Back in July Jonathan Eley noted the wide range of possible changes to employment law heralded by Theresa May's arrival in No 10 Downing Street, perhaps the most headline-grabbing of which was worker representation on company boards. Clearly four months is a long time in politics, particularly in this most eventful of years, because on Monday in her speech to the CBI the Prime Minister back-tracked on the policy.
She said that there would be no mandating of companies to appoint workers or consumers to their boards and that "it will be a question of finding the model that works" for each company. She highlighted a range of options such as "advisory councils or panels" that could work within existing company board structures.
This seems to be an area where the Prime Minister has decided to row back and perhaps save political capital for dealing with the many contentious issues lying ahead. It comes at a time when the government appears particularly keen to stress its pro-business credentials in the face of much uncertainty over Brexit.
There is of course plenty of scope for further policy announcements on employment issues further down the line, not least with Brexit, the independent review being led by Matthew Taylor of the RSA into modern employment practices and the government's forthcoming green paper on corporate governance.

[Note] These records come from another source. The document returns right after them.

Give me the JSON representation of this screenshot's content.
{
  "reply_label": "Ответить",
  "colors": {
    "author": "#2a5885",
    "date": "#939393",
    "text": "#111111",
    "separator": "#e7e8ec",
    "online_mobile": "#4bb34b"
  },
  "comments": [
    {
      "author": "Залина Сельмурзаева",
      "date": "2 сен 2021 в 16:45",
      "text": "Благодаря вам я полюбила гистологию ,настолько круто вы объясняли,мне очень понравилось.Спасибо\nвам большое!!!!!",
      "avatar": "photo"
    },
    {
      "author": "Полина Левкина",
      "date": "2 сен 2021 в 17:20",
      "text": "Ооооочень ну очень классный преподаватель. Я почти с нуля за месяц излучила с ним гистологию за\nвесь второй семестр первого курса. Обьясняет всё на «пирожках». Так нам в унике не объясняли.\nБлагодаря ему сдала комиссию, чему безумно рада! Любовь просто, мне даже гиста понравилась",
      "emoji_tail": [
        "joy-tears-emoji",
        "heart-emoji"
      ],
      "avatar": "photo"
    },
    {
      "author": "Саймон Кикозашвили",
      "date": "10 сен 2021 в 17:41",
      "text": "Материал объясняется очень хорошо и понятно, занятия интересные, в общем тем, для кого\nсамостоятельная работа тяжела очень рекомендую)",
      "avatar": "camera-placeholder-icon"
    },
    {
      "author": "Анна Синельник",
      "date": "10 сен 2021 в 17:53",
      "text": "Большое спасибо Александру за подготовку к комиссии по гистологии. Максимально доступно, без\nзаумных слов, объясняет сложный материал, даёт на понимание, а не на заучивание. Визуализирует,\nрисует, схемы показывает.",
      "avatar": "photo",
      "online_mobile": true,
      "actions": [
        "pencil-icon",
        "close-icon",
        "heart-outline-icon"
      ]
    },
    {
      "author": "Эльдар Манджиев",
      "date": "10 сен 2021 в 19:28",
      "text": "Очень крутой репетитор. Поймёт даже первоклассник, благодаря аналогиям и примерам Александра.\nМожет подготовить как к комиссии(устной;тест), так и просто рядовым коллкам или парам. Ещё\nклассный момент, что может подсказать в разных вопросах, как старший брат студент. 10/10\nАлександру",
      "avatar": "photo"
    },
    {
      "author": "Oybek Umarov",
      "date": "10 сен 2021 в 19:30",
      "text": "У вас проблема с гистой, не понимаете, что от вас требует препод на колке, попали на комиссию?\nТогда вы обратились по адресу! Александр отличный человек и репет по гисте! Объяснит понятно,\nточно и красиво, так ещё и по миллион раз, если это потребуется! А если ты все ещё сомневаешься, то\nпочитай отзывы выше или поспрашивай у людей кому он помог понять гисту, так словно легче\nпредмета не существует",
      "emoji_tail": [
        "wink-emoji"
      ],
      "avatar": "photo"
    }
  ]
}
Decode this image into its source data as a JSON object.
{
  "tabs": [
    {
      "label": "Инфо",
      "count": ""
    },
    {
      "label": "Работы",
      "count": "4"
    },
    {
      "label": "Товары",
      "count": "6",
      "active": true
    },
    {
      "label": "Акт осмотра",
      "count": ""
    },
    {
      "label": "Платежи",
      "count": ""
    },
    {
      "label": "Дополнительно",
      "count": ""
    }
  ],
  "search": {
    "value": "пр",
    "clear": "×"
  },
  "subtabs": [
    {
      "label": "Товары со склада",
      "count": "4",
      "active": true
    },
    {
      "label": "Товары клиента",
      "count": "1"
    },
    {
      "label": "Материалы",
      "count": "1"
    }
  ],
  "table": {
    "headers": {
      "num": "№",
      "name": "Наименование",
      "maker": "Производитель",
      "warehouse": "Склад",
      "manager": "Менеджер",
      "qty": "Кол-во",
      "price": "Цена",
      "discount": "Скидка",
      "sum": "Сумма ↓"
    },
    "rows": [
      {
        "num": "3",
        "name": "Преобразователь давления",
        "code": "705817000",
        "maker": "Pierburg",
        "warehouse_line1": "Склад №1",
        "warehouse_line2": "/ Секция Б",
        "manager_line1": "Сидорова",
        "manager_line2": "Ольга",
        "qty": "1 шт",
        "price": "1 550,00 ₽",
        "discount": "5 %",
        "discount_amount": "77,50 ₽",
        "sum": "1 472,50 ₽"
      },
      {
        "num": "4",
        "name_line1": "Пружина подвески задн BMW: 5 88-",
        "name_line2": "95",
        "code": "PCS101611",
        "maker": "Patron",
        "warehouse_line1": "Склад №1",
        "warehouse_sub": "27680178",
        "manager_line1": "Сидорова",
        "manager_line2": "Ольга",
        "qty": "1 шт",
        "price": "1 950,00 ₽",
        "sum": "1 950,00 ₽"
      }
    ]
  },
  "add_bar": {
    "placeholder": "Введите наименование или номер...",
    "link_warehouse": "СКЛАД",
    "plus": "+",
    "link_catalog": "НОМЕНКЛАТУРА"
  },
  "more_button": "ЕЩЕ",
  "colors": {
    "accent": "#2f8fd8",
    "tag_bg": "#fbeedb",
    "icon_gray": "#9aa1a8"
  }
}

Indeed in her speech, Theresa May made clear that the green paper will address executive pay amongst other issues.
We will be keeping a watching brief to see what emerges over the coming months but perhaps the lesson from this week is to remember that announcing a radical policy is one thing, but actually implementing it is quite another.